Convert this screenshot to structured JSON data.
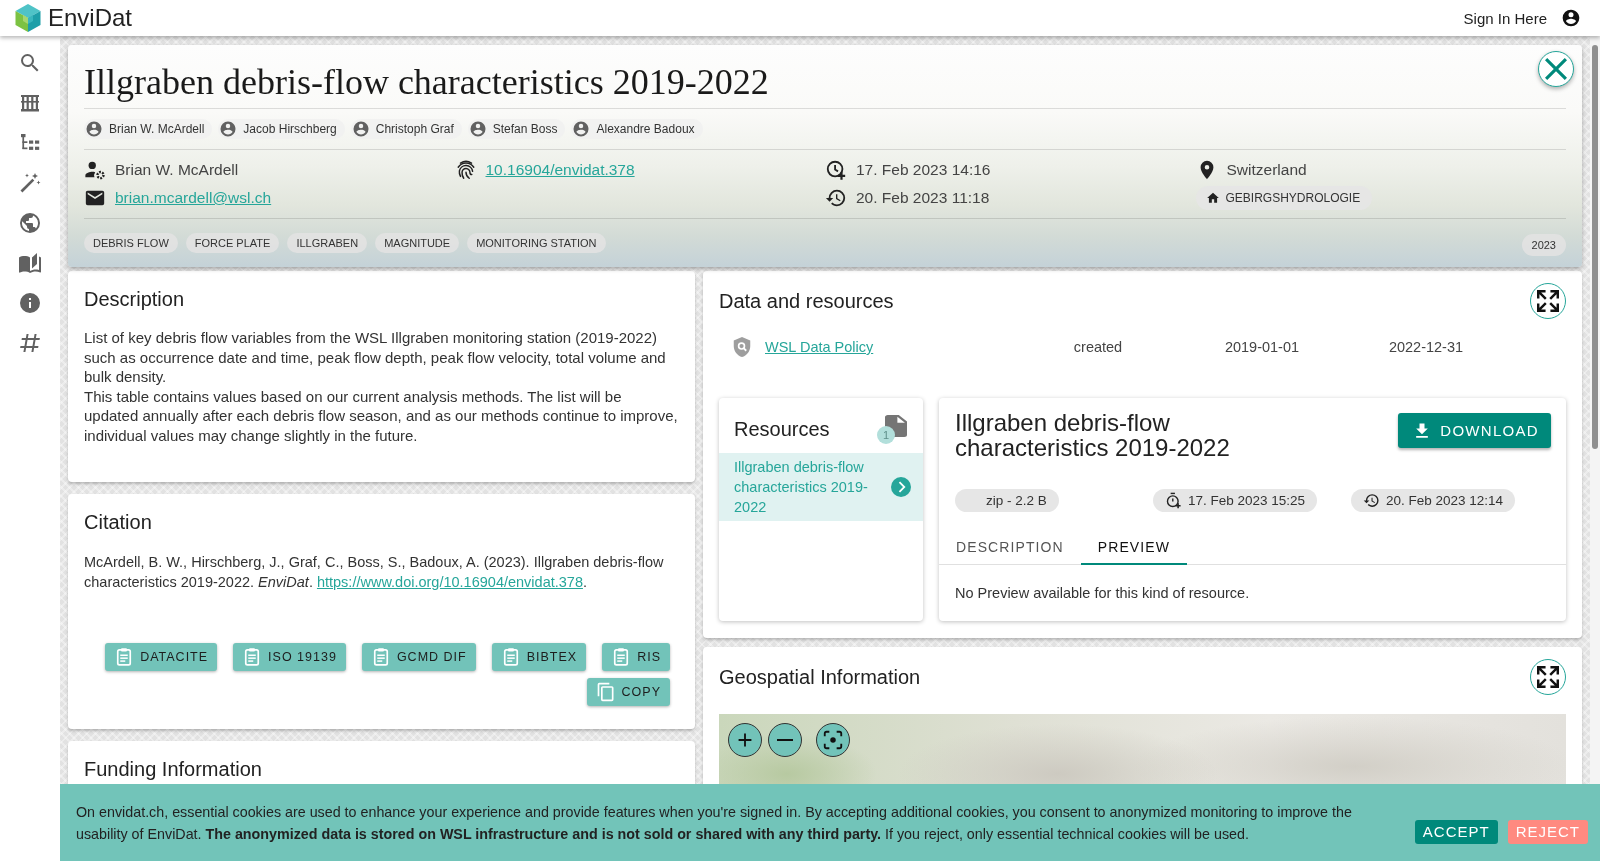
{
  "app_bar": {
    "brand": "EnviDat",
    "sign_in": "Sign In Here"
  },
  "sidebar": {
    "items": [
      {
        "kind": "search"
      },
      {
        "kind": "shelf"
      },
      {
        "kind": "tree"
      },
      {
        "kind": "tools"
      },
      {
        "kind": "globe"
      },
      {
        "kind": "guide"
      },
      {
        "kind": "info"
      },
      {
        "kind": "hash"
      }
    ]
  },
  "dataset_header": {
    "title": "Illgraben debris-flow characteristics 2019-2022",
    "authors": [
      "Brian W. McArdell",
      "Jacob Hirschberg",
      "Christoph Graf",
      "Stefan Boss",
      "Alexandre Badoux"
    ],
    "info_columns": [
      [
        {
          "kind": "contact",
          "text": "Brian W. McArdell"
        },
        {
          "kind": "email",
          "text": "brian.mcardell@wsl.ch"
        }
      ],
      [
        {
          "kind": "doi",
          "text": "10.16904/envidat.378"
        }
      ],
      [
        {
          "kind": "created",
          "text": "17. Feb 2023 14:16"
        },
        {
          "kind": "modified",
          "text": "20. Feb 2023 11:18"
        }
      ],
      [
        {
          "kind": "location",
          "text": "Switzerland"
        },
        {
          "kind": "organization",
          "text": "GEBIRGSHYDROLOGIE"
        }
      ]
    ],
    "tags": [
      "DEBRIS FLOW",
      "FORCE PLATE",
      "ILLGRABEN",
      "MAGNITUDE",
      "MONITORING STATION"
    ],
    "year": "2023"
  },
  "description": {
    "title": "Description",
    "paragraphs": [
      "List of key debris flow variables from the WSL Illgraben monitoring station (2019-2022) such as occurrence date and time, peak flow depth, peak flow velocity, total volume and bulk density.",
      "This table contains values based on our current analysis methods. The list will be updated annually after each debris flow season, and as our methods continue to improve, individual values may change slightly in the future."
    ]
  },
  "citation": {
    "title": "Citation",
    "text": "McArdell, B. W., Hirschberg, J., Graf, C., Boss, S., Badoux, A. (2023). Illgraben debris-flow characteristics 2019-2022. *EnviDat*.",
    "link": "https://www.doi.org/10.16904/envidat.378",
    "end": ".",
    "buttons": [
      {
        "kind": "export",
        "label": "DATACITE"
      },
      {
        "kind": "export",
        "label": "ISO 19139"
      },
      {
        "kind": "export",
        "label": "GCMD DIF"
      },
      {
        "kind": "export",
        "label": "BIBTEX"
      },
      {
        "kind": "export",
        "label": "RIS"
      },
      {
        "kind": "copy",
        "label": "COPY"
      }
    ]
  },
  "funding": {
    "title": "Funding Information"
  },
  "data_resources": {
    "title": "Data and resources",
    "license": "WSL Data Policy",
    "dates": [
      "created",
      "2019-01-01",
      "2022-12-31"
    ],
    "resources": {
      "title": "Resources",
      "count": "1",
      "items": [
        {
          "name": "Illgraben debris-flow characteristics 2019-2022",
          "selected": true
        }
      ]
    },
    "detail": {
      "title": "Illgraben debris-flow characteristics 2019-2022",
      "download": "DOWNLOAD",
      "chips": [
        {
          "kind": "format",
          "text": "zip - 2.2 B"
        },
        {
          "kind": "created",
          "text": "17. Feb 2023 15:25"
        },
        {
          "kind": "modified",
          "text": "20. Feb 2023 12:14"
        }
      ],
      "tabs": [
        {
          "label": "DESCRIPTION",
          "selected": false
        },
        {
          "label": "PREVIEW",
          "selected": true
        }
      ],
      "preview": "No Preview available for this kind of resource."
    }
  },
  "geospatial": {
    "title": "Geospatial Information",
    "map_controls": [
      {
        "kind": "zoom_in"
      },
      {
        "kind": "zoom_out"
      },
      {
        "kind": "fit"
      }
    ]
  },
  "cookie_banner": {
    "text": "On envidat.ch, essential cookies are used to enhance your experience and provide features when you're signed in. By accepting additional cookies, you consent to anonymized monitoring to improve the usability of EnviDat. **The anonymized data is stored on WSL infrastructure and is not sold or shared with any third party.** If you reject, only essential technical cookies will be used.",
    "accept": "ACCEPT",
    "reject": "REJECT"
  }
}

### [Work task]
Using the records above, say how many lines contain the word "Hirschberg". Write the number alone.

### [Solution below]
2